-------- Source material

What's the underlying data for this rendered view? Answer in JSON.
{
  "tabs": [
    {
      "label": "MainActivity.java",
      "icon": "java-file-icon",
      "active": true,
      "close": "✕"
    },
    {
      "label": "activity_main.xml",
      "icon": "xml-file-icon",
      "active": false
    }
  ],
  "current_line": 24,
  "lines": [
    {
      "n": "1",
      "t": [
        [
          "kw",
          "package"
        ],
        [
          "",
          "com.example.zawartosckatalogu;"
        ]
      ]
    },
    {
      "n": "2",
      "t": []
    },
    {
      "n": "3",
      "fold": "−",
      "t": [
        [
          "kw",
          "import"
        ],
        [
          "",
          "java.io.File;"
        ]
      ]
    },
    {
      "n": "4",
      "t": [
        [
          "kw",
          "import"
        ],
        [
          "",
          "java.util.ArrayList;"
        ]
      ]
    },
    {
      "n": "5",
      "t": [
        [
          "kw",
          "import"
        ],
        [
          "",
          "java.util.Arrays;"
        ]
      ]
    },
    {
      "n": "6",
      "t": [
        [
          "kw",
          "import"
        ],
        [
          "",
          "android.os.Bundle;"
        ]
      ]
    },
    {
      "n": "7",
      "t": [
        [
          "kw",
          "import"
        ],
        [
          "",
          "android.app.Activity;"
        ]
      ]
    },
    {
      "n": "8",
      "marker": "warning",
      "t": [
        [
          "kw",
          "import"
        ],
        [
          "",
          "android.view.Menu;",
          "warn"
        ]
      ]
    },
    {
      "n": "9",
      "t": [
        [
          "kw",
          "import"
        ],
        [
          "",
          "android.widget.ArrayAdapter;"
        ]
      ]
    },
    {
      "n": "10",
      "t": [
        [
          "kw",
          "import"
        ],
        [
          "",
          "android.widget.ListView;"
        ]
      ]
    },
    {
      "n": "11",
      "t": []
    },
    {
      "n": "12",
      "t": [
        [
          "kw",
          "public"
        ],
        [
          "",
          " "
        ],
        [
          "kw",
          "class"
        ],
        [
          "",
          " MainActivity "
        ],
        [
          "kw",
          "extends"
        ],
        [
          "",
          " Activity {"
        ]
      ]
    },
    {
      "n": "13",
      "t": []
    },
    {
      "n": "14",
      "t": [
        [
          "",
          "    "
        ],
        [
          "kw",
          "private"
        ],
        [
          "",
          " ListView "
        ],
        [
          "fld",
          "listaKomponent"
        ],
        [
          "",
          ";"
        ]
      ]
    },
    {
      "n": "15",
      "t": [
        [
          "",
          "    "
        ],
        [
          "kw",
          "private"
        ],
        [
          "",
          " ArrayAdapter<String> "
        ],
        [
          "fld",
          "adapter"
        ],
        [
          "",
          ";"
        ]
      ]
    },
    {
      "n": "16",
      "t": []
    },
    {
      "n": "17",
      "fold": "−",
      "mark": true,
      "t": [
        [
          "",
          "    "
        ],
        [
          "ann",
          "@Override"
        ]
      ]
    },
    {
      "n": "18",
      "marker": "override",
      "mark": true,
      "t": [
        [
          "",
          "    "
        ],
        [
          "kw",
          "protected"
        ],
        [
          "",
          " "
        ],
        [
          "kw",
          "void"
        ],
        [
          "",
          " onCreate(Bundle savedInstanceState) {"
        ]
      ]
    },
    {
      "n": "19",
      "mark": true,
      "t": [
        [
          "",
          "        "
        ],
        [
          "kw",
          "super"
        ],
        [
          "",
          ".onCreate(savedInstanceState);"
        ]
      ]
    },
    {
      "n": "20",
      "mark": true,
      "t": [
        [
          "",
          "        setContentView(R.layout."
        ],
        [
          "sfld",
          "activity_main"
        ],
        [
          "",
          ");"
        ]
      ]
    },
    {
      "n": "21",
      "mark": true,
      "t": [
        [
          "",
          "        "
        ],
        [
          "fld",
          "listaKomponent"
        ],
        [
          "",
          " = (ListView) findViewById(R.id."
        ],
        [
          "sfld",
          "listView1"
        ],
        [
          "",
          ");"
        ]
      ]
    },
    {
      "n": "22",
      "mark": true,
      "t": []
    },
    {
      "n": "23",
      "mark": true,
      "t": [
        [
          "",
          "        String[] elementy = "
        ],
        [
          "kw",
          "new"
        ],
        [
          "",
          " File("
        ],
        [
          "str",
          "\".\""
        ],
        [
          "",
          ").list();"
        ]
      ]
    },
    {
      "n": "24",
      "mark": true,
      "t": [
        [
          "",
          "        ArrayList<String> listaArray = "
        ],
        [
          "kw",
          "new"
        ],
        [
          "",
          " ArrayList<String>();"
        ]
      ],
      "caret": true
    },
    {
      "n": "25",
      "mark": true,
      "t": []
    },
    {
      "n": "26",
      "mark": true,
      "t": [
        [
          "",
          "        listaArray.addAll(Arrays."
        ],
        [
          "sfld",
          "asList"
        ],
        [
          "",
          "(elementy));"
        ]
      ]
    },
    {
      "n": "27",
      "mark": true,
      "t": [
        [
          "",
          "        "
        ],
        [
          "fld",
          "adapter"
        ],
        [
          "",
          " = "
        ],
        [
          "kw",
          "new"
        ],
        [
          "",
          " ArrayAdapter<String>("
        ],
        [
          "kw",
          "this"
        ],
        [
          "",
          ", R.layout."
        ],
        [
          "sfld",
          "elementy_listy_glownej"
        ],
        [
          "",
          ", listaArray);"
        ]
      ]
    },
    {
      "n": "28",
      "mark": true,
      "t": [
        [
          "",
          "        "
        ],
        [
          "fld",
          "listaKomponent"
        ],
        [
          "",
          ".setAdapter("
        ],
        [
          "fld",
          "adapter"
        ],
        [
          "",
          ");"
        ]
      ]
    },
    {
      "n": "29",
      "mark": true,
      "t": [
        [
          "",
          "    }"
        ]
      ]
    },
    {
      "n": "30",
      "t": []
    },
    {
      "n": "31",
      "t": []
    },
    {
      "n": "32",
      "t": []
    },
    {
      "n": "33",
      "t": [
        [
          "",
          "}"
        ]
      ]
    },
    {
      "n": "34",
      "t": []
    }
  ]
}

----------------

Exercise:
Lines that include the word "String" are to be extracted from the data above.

Result for this exercise:
          " ArrayAdapter<String> "
          "        String[] elementy = "
          "        ArrayList<String> listaArray = "
          " ArrayList<String>();"
          " ArrayAdapter<String>("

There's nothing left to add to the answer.